Sean Carroll is emerging as one of the greatest humanist thinkers of his generation as he brings his extraordinary intellect to bear not only on the Higgs boson and extra dimensions but now also on our deepest personal questions. Where are we? Who are we? Are our emotions, our beliefs, and our hopes and dreams ultimately meaningless out there in the void?

The Whole Brain Child

In this pioneering, practical book, Daniel J. Siegel, neuropsychiatrist and author of the bestselling Mindsight, and parenting expert Tina Payne Bryson offer a revolutionary approach to child rearing with twelve key strategies that foster healthy brain development, leading to calmer, happier children.

Permanent Record

Spanning the bucolic Beltway suburbs of his childhood and the clandestine CIA and NSA postings of his adulthood, Permanent Record is the extraordinary account of a bright young man who grew up online - a man who became a spy, a whistleblower, and, in exile, the internet’s conscience.

Breaking the Spell

Ranging through biology, history, and psychology, Daniel C. Dennett charts religion’s evolution from “wild” folk belief to “domesticated” dogma. Not an antireligious creed but an unblinking look beneath the veil of orthodoxy, Breaking the Spell will be read and debated by believers and skeptics alike.

Possible Minds

In the wake of advances in unsupervised, self-improving machine learning, a small but influential community of thinkers is considering Wiener's words again.
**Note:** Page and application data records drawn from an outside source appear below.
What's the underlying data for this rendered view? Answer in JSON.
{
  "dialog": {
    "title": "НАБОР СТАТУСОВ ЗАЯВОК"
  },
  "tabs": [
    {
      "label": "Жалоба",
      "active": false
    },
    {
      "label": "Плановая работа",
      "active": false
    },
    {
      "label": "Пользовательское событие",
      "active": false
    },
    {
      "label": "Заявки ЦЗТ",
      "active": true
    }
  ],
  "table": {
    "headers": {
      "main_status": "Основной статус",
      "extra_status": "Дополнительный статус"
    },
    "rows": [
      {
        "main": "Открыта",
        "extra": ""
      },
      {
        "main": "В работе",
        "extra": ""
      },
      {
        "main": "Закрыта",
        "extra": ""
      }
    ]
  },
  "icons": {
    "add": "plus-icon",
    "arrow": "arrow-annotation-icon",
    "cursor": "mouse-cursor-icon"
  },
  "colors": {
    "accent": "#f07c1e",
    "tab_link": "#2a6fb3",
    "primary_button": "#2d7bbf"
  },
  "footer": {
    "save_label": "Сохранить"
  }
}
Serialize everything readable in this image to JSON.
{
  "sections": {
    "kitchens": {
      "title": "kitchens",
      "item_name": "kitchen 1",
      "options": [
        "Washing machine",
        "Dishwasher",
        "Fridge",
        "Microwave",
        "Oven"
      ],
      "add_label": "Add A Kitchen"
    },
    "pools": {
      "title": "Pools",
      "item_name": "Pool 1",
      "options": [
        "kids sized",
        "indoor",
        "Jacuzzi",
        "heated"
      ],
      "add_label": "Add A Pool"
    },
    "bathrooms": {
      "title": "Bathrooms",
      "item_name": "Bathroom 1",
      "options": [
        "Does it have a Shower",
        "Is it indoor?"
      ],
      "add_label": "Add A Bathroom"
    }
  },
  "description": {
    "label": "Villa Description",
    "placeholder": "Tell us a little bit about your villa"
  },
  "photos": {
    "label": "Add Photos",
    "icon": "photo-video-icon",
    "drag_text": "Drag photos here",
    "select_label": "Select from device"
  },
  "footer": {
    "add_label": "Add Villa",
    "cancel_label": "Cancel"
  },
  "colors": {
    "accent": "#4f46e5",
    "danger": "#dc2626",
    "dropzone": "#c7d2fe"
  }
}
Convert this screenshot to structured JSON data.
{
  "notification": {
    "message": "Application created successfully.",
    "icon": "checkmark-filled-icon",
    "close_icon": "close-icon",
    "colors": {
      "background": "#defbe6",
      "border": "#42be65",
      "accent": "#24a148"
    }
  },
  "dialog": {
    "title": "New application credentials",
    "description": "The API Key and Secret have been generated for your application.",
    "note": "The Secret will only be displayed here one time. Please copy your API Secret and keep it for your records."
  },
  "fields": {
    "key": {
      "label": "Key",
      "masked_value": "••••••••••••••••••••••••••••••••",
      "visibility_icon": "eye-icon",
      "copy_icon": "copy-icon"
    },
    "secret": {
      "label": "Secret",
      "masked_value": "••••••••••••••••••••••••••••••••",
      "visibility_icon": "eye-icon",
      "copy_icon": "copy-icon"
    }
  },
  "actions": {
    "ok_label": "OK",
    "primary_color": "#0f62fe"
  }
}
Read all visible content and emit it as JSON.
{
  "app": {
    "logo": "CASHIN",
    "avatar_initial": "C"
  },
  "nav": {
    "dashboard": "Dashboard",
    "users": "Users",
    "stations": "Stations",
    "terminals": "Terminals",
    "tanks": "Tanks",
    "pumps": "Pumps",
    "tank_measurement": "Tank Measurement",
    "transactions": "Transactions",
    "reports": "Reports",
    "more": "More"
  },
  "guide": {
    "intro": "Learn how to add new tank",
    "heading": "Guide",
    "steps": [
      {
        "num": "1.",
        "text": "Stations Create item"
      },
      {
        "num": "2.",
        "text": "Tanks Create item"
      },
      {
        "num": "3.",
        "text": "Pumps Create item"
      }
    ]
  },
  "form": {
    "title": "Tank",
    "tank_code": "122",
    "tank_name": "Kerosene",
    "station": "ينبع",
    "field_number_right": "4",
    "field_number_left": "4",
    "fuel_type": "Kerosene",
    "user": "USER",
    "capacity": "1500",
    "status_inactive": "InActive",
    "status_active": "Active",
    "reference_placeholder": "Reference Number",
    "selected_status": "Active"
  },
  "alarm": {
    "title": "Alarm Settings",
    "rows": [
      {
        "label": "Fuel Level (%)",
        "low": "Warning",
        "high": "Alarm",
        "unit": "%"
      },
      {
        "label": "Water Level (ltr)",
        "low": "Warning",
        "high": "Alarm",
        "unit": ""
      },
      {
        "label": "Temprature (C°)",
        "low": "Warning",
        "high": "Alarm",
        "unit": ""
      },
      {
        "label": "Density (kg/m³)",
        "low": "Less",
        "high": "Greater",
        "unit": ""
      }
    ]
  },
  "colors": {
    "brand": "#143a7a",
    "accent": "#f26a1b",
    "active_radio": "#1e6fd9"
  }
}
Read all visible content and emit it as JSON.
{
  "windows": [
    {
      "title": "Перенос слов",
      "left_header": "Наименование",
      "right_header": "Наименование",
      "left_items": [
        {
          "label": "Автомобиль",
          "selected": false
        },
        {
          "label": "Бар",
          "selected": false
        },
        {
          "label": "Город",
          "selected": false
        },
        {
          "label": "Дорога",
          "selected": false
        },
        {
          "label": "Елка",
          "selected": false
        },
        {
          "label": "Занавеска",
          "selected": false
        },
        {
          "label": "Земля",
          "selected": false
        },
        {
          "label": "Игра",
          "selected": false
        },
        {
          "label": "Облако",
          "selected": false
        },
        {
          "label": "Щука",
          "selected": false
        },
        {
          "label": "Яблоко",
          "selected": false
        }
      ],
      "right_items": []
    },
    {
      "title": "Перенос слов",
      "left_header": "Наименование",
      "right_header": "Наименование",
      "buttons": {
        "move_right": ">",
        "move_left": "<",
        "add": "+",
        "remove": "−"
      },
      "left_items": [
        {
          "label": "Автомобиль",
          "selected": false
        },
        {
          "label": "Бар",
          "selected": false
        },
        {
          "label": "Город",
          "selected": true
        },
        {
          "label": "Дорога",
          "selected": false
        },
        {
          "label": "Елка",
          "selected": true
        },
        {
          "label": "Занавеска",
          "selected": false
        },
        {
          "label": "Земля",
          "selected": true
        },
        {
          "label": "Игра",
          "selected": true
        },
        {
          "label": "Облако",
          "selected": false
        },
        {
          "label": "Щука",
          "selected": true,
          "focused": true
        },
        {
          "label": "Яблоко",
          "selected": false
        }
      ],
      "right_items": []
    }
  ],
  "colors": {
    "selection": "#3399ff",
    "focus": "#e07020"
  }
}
In Possible Minds, John Brockman gathers their disparate visions of where AI might be taking us.

What Every Body is Saying

Listen to this book and send your nonverbal intelligence soaring. Joe Navarro, a former FBI counterintelligence officer and a recognized expert on nonverbal behavior, explains how to "speed-read" people: decode sentiments and behaviors, avoid hidden pitfalls, and look for deceptive behaviors.

Lost in Math

Whether pondering black holes or predicting discoveries at CERN, physicists believe the best theories are beautiful, natural, and elegant, and this standard separates popular theories from disposable ones. This is why, Sabine Hossenfelder argues, we have not seen a major breakthrough in the foundations of physics for more than four decades.

Life by Keith Richards

Now at last, Richards pauses to tell his story in the most anticipated autobiography in decades. And what a story! Listening obsessively to Chuck Berry and Muddy Waters records in a coldwater flat with Mick Jagger and Brian Jones, building a sound and a band out of music they loved.

The Beastie Boys Book

Formed as a New York City hardcore band in 1981, Beastie Boys struck an unlikely path to global hip hop superstardom. Here is their story, told for the first time in the words of the band. Adam “ADROCK” Horovitz and Michael “Mike D” Diamond offer revealing and very funny accounts of their transition from teenage punks to budding rappers. For more than 30 years, this band has had an inescapable and indelible influence on popular culture.

©2020 by Hacking Existence.